This blog subject came about as I was strolling the sidewalk on my way to day two of the American Homebrewers Conference. I was walking with my conference buddy Brian, and we ran into a well known voice from The Brewing Network. A fellow known for his "taste" buds and brewing stature.
He had heard of the brew in a bag method, but had never ventured into the magical world on his own. As we walked I asked what his opinion of the method was. His first comment was "well, I've heard it's not as efficient and doesn't take as long".
In our quest to make the brew in a bag method the viable alternative to 3V brewing, a response of that sort is music to my ears. It means that the guys who influence the brewing community are not fully aware of the method's potential to change how most brewing is done in the USA; and we have great potential to change it through them.
I've done a bit of math regarding the filtering capacity of a typical brew bag vs a manifold pickup. When I first started to put my mash tun together, I decided that the braided SS cord that wraps a water line was the cheapest most efficient way to get my wort out of the grain bed and into the boil kettle. It was 14" long and was about 3/4" diameter. When I first put it together I imagined how clear my wort was going to be after being filtered through that fine mesh. Time was of no consideration as this was "the only way" to make that happen, and a brew day was supposed to be relaxing and filled with satisfaction.
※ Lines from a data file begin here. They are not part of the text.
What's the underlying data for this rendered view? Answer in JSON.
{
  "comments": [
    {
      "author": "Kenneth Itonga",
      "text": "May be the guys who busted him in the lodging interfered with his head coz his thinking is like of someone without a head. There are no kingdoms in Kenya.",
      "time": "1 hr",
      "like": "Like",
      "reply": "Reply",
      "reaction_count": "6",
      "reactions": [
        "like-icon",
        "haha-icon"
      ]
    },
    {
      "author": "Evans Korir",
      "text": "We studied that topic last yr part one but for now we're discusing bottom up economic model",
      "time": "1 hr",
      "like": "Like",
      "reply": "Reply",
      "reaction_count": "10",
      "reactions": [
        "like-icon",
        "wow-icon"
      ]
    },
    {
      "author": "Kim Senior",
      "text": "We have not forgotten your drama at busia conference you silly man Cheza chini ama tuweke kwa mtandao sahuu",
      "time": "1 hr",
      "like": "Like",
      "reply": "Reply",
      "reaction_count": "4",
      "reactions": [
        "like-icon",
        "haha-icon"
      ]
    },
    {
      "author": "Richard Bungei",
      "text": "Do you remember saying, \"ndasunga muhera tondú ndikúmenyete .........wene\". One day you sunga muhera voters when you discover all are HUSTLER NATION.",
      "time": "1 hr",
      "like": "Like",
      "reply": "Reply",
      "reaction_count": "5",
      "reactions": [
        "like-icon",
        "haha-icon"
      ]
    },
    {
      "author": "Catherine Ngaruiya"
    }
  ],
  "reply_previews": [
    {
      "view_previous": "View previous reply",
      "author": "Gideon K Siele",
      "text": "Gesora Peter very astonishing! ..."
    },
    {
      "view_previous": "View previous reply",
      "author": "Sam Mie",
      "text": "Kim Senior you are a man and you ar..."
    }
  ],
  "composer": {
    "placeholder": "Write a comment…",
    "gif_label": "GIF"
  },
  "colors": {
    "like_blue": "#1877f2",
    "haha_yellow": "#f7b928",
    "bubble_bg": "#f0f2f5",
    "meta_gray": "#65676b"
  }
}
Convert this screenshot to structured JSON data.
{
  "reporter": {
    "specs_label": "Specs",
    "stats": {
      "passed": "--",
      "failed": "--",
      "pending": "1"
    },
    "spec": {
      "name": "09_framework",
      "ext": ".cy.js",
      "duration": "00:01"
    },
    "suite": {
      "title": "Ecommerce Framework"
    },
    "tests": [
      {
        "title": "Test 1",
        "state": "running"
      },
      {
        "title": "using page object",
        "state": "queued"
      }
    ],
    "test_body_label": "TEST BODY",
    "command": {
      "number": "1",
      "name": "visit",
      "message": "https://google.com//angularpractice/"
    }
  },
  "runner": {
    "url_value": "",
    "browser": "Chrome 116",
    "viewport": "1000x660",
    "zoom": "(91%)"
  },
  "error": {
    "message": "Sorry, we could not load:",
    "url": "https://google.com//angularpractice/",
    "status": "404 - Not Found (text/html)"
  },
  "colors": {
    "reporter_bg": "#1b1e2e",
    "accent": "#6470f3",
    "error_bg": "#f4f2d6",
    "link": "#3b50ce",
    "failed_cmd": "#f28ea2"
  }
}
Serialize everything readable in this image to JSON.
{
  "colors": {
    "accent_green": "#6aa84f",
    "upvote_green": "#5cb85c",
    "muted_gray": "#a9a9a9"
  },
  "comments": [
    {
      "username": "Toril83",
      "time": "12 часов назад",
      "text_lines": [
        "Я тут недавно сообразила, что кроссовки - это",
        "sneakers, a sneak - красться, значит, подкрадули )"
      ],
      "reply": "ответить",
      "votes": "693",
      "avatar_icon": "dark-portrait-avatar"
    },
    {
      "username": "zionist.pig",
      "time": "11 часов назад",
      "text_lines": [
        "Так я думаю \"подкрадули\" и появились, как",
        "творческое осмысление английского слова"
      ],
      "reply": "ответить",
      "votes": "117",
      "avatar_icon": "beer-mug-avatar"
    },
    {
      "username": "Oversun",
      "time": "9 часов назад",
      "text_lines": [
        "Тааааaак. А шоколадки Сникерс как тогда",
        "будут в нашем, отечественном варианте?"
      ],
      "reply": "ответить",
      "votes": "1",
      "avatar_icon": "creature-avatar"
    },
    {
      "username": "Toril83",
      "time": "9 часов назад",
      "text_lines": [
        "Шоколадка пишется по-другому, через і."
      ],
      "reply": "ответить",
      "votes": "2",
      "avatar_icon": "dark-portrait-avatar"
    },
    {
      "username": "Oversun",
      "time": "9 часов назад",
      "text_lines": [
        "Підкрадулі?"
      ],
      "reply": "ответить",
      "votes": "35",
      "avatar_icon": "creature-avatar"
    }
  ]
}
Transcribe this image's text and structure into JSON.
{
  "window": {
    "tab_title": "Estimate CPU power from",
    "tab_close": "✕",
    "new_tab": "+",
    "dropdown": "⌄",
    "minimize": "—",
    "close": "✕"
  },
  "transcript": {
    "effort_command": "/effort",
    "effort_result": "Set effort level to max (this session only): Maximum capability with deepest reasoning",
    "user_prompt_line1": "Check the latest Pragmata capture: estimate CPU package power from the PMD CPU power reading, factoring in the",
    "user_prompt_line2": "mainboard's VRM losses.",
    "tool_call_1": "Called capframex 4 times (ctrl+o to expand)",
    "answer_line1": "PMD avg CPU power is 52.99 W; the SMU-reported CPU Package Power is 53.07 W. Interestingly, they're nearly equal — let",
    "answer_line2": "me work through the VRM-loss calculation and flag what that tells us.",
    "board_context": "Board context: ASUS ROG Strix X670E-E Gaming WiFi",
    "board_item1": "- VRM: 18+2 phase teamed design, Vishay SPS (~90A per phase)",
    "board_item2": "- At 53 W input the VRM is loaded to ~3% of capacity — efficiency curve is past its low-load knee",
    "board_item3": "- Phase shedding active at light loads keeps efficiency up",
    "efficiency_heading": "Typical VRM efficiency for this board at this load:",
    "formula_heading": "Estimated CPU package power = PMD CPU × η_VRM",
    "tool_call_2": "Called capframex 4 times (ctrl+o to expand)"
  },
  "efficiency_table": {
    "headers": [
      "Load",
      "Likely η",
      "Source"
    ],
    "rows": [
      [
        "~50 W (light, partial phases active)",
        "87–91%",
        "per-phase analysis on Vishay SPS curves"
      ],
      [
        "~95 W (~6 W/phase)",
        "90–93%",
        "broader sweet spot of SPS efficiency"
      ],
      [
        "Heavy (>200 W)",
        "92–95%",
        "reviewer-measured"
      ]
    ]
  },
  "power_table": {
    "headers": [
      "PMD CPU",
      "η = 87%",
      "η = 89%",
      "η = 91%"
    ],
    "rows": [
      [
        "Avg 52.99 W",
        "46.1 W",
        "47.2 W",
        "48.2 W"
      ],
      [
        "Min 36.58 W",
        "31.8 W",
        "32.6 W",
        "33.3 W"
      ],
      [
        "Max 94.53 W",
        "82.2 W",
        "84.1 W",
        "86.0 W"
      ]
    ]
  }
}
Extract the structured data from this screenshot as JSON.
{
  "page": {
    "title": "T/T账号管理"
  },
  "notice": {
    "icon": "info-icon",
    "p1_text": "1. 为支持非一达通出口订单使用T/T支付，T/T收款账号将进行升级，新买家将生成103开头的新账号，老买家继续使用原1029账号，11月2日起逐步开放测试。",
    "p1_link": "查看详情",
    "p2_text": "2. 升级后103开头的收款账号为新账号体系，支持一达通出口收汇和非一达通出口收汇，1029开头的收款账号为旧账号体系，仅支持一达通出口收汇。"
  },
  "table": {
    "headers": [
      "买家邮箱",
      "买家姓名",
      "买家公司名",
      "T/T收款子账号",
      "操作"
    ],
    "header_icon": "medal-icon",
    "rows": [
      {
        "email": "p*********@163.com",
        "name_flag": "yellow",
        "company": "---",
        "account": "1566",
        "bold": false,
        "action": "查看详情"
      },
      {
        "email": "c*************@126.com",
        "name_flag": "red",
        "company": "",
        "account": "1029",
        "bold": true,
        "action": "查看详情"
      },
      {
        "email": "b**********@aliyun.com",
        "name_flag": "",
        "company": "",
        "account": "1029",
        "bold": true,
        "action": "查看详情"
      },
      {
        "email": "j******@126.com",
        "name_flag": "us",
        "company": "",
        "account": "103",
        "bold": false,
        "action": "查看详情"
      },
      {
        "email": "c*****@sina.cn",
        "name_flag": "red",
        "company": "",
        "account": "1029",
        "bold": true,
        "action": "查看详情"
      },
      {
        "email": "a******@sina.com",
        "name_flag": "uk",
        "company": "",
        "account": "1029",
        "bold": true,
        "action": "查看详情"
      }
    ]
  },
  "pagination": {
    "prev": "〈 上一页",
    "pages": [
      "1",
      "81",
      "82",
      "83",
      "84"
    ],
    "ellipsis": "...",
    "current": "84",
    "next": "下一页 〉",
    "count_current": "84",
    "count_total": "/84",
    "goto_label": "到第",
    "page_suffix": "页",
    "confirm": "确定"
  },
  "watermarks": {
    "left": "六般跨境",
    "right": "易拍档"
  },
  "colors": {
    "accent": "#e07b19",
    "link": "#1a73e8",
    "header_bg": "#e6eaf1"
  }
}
I never used that tun or the filter line because I got frustrated with the ball valve not fitting correctly and threw the whole mess in the tun for another day.
If I had taken that filter line and split it open, laid it flat and measured it, the total square inches of filtering surface would have been about twenty-one. I've seen most guys use either a braided cord, drilled pvc, or copper pipe as their wort filter. They are very careful when making their manifold as the holes have to be just right in order to let the wort through, but small enough to keep the grain particulates out. They always hold their breath on the first use, and for that matter, every time beyond that as they begin to drain the wort into the boil kettle. They hold their breath so the stuck sparge can be fully recognized with a vigorous shout!
Depending on the size of the kettle, The Brew Bag's filtering surface is about 1044" square inches - that does not include the part of the bag that is above the water line. A very experienced brewer I know just pulled his SS cord out of his cooler mash tun and used The Brew Bag for Coolers for the first time. He said in a FB post that the wort into the boil kettle was the clearest he'd ever seen. It took four minutes to drain 3.6 gallons into his boil kettle instead of the usual fifteen. His efficiency using his old cord set up prior to using the bag was consistently 80% - this batch was also 80%. Make sure somebody over at The Brewing Network reads this post - same efficiency as 3V sparging but less time and effort.
Here's a photo of his cooler with The Brew Bag for Cooler's ready for the addition of strike water and grain.
Here's photo of the wort that would have been left as dead space loss using his braided cord and typical mashing technique. He left the pick-up tube and ball valve from the old set up in place.
Here's his old filtering set up.
The Brew Bag inserted in the cooler with strike water added.
This is the bag just after dumping the grain and prior to rinsing. The Brew Bag is cleaned with water and hung to dry.